Most faculty work hard to make each individual course they teach the best learning experience it can be. They learn with each semester, and make revisions based on what worked and where the course stumbled. If done correctly, it’s a continuous improvement process that runs like a well-oiled machine. But no matter how good their individual courses are, it’s easy for faculty to end up in a silo–unsure of what’s happening in other courses throughout their discipline or department.
Curriculum mapping, a process that helps faculty align curriculum to ensure that the program addresses all learning outcomes effectively, can help break down those silos.
“It is through cross-curriculum development that learning and skills development can be enhanced and reinforced,” says Peter Wolf, director of Teaching Support Services at the University of Guelph in Ontario, Canada.
In the recent online seminar Connect Learning Across Courses with Curriculum Mapping, Wolf explained how Guelph uses curriculum mapping to ensure that individual learning experiences are connected across courses and relate to the larger context of the student experience.

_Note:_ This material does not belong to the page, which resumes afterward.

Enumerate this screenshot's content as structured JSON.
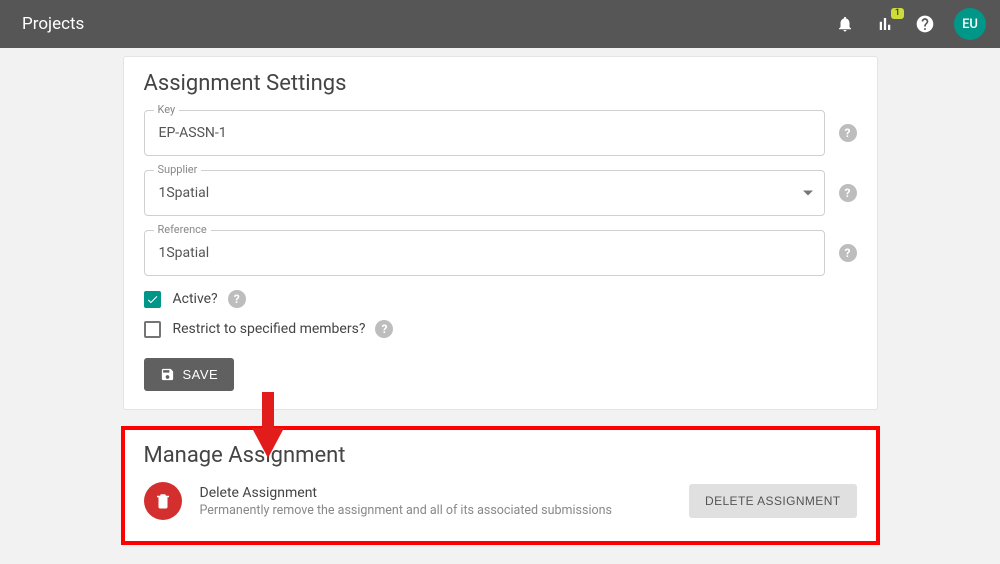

Although curriculum mapping can be accomplished with a low-tech approach such as Excel, Guelph uses two different software applications to accomplish its goals. Using the Visual Understanding Environment (VUE), an open source project based at Tufts University, Guelph’s curriculum committees can develop course progression maps to help make informed decisions about program structure. For example, by viewing the four-year course progression map of a particular major, the committee discovered that the most difficult required courses were all in semesters four and five. In an earlier survey, students reported feeling burned out during these same two semesters. The department was able to make a few adjustments to even out the workload, without sacrificing program quality, Wolf says.
To accomplish the second dimension of curriculum mapping–breadth program outcomes mapping–Guelph developed its own software called CurricKit, a curriculum mapping toolkit that helps match program outcomes with individual courses by collecting data from faculty, course outlines, and curriculum committees. The software helps map courses across three components: knowledge, skills and values; instructional methods; and assessment methods.
“The processes are faculty driven, that’s the only way to have a sustainable model,” says Wolf. “The goal is not to evaluate courses or evaluate faculty, but to use data to have meaningful discussions that drive curriculum decisions so that our graduates have the knowledge, skills, and values we want to foster in our students.”